in hopes of recovering an estimated $20 billion in sales taxes that go
uncollected by out-of-state online merchants every year. But the nation’s
governors say they still need help from Congress.
Speaking on behalf of the National Governors Association, Tennessee Gov.
Bill Haslam told the House Judiciary Committee on Tuesday it isn’t fair to
local businesses that online sellers are not required to collect and
distribute state sales taxes for purchases made where they don’t have a
In states with sales tax, online buyers are required to pay a “use tax” for
items upon which no sales tax has been paid, but often sellers don’t enforce
it or buyers are not aware of the requirement.
“This discussion isn’t about raising taxes or adding new taxes,” Haslam
said. “This is about states having the flexibility and authority to collect
taxes that are already owed by their own in-state residents.”
Through the Streamlined Sales and Use Tax coalition, around 21 states are in
full compliance with the laws and regulations set forth by the cooperative
and have agreed to implement the policies and software technology that would
make it easy for even the smallest businesses to collect and forward sales
taxes across state lines.
Reps. Steve Womack, R-Ark., and Jackie Speier, D-Calif., urged the House to
pass the Marketplace Equity Act of 2011, which is co-sponsored by 48 House
lawmakers from both parties.
The act was in response to a 1992 Supreme Court decision that restricted
states from collecting sales taxes on Internet transactions with online
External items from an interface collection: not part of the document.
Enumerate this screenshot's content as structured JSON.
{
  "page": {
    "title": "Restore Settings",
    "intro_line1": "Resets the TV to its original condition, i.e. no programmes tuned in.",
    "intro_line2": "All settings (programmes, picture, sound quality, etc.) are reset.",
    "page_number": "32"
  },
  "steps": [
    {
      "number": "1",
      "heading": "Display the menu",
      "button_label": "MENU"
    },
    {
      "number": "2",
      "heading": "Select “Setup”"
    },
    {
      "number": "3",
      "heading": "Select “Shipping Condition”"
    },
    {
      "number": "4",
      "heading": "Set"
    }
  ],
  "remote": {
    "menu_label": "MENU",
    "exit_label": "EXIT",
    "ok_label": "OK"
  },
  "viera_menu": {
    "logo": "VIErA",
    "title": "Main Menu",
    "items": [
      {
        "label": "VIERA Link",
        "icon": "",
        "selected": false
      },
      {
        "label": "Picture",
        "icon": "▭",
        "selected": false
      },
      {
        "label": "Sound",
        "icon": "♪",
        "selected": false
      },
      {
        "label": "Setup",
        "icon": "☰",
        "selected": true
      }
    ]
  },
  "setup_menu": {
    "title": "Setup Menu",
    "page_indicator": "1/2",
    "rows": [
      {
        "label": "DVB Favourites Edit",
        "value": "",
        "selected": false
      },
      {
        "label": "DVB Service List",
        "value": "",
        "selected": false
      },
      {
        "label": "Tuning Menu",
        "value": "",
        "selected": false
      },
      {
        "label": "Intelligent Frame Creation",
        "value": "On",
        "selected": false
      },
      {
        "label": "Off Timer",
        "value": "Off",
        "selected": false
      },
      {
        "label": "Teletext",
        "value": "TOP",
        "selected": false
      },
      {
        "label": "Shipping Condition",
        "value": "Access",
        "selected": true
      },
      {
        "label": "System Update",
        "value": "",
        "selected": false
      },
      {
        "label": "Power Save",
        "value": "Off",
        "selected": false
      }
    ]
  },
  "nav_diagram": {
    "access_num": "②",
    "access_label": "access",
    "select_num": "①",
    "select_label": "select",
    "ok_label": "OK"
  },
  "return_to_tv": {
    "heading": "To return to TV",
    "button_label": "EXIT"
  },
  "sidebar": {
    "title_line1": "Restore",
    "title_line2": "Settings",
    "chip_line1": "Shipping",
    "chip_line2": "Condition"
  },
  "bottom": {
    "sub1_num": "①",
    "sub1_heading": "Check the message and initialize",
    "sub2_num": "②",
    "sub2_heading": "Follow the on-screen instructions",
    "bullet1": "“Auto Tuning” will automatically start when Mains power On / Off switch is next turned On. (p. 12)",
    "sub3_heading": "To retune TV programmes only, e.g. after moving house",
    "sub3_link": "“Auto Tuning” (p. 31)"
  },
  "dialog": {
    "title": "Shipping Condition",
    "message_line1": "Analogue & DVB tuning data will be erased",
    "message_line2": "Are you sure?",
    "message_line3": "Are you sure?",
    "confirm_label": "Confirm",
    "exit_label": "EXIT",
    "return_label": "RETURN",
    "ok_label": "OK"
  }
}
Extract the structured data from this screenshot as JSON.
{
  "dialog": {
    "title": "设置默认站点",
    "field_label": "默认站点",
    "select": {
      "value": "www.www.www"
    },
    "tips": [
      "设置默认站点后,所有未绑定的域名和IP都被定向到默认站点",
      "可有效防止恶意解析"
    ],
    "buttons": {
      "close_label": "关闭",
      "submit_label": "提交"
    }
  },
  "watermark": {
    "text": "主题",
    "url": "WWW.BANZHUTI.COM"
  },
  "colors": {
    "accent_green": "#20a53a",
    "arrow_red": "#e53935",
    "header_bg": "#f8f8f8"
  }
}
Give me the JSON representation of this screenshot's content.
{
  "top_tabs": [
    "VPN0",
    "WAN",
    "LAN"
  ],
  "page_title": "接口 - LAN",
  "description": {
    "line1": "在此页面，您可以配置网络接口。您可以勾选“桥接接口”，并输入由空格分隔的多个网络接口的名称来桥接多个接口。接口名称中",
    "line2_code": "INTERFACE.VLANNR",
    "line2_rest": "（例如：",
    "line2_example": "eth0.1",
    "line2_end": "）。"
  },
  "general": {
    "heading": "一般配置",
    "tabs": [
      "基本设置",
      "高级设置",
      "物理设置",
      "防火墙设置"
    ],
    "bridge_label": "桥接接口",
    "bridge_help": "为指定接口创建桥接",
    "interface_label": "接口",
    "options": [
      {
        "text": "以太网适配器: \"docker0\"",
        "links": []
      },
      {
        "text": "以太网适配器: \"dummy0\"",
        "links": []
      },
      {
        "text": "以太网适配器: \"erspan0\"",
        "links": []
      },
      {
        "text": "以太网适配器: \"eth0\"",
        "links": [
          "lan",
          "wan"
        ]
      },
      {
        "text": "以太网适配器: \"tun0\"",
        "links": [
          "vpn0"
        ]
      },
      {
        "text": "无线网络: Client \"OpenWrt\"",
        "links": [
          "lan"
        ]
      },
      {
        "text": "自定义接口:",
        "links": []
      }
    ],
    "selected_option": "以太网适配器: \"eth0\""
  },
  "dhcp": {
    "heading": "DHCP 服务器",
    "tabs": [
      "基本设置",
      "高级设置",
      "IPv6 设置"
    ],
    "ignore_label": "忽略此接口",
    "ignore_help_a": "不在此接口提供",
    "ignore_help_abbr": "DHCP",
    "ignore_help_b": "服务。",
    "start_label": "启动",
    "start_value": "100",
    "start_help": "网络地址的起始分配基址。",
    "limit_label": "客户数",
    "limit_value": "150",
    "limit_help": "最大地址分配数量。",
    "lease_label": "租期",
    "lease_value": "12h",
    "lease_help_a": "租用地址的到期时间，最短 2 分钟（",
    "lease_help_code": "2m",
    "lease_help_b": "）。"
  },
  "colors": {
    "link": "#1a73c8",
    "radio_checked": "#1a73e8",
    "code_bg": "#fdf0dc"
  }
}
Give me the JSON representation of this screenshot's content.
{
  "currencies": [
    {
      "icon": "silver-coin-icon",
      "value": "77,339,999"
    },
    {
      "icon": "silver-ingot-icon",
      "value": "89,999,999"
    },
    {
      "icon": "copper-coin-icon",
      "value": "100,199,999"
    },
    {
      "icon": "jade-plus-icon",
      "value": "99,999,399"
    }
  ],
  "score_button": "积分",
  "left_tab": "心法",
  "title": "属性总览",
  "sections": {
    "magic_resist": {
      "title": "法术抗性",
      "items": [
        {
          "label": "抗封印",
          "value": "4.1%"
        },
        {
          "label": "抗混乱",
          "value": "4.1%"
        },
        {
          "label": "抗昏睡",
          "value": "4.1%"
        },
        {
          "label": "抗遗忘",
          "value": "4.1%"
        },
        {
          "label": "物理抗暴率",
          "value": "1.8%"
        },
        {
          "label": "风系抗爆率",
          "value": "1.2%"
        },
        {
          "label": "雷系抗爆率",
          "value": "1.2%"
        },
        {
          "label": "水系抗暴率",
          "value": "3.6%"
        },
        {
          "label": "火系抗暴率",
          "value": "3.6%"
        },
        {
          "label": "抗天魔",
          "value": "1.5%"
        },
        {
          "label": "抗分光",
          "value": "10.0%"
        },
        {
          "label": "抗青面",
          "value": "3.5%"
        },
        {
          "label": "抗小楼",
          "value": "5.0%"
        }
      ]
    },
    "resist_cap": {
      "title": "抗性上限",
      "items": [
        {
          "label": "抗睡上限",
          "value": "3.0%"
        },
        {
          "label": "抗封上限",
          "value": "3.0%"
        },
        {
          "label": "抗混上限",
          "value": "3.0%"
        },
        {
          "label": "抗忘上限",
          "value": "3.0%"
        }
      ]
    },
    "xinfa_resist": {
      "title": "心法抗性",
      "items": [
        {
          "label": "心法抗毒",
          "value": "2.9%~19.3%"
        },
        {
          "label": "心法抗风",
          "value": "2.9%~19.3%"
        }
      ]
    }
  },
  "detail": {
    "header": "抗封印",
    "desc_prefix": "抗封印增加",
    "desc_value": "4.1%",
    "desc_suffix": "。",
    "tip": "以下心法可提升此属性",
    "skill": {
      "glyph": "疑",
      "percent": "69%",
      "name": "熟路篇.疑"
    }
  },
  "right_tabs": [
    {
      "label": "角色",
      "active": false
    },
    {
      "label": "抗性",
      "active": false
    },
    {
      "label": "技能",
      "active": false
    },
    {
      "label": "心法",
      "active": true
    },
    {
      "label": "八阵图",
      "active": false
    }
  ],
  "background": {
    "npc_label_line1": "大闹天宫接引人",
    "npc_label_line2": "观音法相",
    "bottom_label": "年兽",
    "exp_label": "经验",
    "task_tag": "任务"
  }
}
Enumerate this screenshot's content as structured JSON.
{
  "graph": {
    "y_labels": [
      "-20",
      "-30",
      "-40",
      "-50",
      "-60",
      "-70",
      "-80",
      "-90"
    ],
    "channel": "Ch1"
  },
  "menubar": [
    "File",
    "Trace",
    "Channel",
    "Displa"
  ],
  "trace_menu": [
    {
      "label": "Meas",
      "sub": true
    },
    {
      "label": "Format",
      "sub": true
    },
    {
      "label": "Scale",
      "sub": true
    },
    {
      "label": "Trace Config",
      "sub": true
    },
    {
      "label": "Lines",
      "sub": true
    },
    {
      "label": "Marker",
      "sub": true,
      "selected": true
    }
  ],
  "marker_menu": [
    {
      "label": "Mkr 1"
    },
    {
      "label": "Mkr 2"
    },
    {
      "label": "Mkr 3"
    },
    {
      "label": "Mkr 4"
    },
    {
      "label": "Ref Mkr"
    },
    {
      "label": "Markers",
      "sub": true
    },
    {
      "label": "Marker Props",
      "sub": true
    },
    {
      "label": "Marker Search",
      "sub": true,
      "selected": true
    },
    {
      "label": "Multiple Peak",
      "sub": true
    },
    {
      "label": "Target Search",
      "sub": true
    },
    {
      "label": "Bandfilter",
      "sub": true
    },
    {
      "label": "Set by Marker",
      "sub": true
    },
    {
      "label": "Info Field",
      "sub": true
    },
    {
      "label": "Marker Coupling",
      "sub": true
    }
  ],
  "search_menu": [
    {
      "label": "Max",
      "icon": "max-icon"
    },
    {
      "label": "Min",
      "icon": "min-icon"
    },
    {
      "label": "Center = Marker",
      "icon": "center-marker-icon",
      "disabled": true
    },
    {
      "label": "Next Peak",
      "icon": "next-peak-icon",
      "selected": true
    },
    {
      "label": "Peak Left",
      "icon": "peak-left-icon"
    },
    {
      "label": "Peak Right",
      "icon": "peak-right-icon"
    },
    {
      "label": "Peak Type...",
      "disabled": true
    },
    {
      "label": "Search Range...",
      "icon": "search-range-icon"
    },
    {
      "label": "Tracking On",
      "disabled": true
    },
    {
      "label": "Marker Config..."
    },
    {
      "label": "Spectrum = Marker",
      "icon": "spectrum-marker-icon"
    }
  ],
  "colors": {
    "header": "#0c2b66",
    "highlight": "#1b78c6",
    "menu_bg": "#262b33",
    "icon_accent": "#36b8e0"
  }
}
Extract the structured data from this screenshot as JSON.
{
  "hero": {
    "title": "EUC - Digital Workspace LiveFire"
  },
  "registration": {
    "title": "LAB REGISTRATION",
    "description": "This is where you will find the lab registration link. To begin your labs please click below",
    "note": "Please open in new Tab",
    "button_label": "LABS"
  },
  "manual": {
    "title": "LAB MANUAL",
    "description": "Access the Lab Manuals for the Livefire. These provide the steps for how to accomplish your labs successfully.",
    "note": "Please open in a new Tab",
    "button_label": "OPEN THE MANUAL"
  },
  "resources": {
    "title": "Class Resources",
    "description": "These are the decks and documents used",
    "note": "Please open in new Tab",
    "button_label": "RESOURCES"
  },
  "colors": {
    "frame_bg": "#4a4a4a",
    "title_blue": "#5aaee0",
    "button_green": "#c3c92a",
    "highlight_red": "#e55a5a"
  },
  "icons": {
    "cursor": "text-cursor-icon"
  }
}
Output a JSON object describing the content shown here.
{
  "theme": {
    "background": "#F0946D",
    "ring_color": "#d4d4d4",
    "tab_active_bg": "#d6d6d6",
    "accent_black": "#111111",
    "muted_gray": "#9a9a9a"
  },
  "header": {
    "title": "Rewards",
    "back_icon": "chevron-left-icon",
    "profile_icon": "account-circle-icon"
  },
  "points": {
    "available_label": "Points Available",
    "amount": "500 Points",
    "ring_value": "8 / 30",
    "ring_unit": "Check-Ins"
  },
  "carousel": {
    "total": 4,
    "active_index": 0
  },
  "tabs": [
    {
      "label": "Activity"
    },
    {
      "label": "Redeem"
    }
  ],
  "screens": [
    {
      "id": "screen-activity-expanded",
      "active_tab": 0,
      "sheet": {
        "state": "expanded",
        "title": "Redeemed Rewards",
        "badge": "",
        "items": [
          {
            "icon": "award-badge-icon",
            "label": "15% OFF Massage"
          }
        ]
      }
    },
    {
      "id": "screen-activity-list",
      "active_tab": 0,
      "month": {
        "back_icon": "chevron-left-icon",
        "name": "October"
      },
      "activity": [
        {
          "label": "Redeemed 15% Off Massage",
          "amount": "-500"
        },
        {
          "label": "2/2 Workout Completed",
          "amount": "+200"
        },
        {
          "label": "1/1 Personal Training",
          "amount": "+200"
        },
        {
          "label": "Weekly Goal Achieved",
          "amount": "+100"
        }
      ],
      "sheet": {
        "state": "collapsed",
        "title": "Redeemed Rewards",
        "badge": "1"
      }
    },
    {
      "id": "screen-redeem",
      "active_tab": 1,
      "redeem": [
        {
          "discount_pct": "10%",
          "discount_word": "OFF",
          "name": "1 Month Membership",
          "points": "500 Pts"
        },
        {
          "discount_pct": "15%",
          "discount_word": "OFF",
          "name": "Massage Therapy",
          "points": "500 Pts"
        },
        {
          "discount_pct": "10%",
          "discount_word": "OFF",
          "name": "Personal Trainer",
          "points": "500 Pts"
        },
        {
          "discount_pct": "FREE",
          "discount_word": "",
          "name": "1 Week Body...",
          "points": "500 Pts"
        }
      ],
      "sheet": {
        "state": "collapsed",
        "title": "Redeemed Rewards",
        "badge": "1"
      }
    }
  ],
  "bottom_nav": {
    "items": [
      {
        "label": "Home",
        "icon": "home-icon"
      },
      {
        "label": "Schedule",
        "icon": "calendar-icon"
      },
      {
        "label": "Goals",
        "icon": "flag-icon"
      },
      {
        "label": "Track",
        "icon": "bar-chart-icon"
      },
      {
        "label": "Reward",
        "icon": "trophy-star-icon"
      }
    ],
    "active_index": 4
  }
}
retailers that are not physically connected with the state.
Similar online sales tax legislation discussed in Congress during at least
the past decade all have lacked enough support to become law. As both
parties remain unwilling to let the other claim legislative victory, the
bill’s fate is dubious.
Some Republican governors such as Chris Christie of New Jersey and Terry
Branstad of Iowa have endorsed legislative action to make out-of-state
Internet merchants charge and collect state taxes.
Yet, ideological disagreements between conservatives have become more
evident in the bill’s two sister Senate measures: the Main Street Fairness
Act and the Marketplace Fairness Act.
Republican Sens. Kelly Ayotte of New Hampshire and Jim DeMint of South
Carolina have argued that any federal law that allows states to require the
collection of online sales tax would impose an unwarranted burden on
struggling families and recovering businesses.
Steve DelBianco, executive director of NetChoice, a coalition of e-commerce
companies, said the Marketplace Equity Act of 2011 does not provide enough
guidelines to simplify the process of collecting and distributing taxes.
The bill “does not adequately protect America’s small businesses, for whom
new collection burdens would be disproportionately complex and expensive,”
DelBianco told the committee.
States that have no income taxes and those that rely on sales taxes for
their revenue have a strong interest in the bill due to the additional
income that could be generated if states start collecting online sales
Retailers’ e-commerce sales increased by 16.3 percent between 2009 and 2010
to $169 billion, according to the Census Bureau. The Forrester Research
company estimated that around 25 million more Americans are expected to shop
online in the next four years.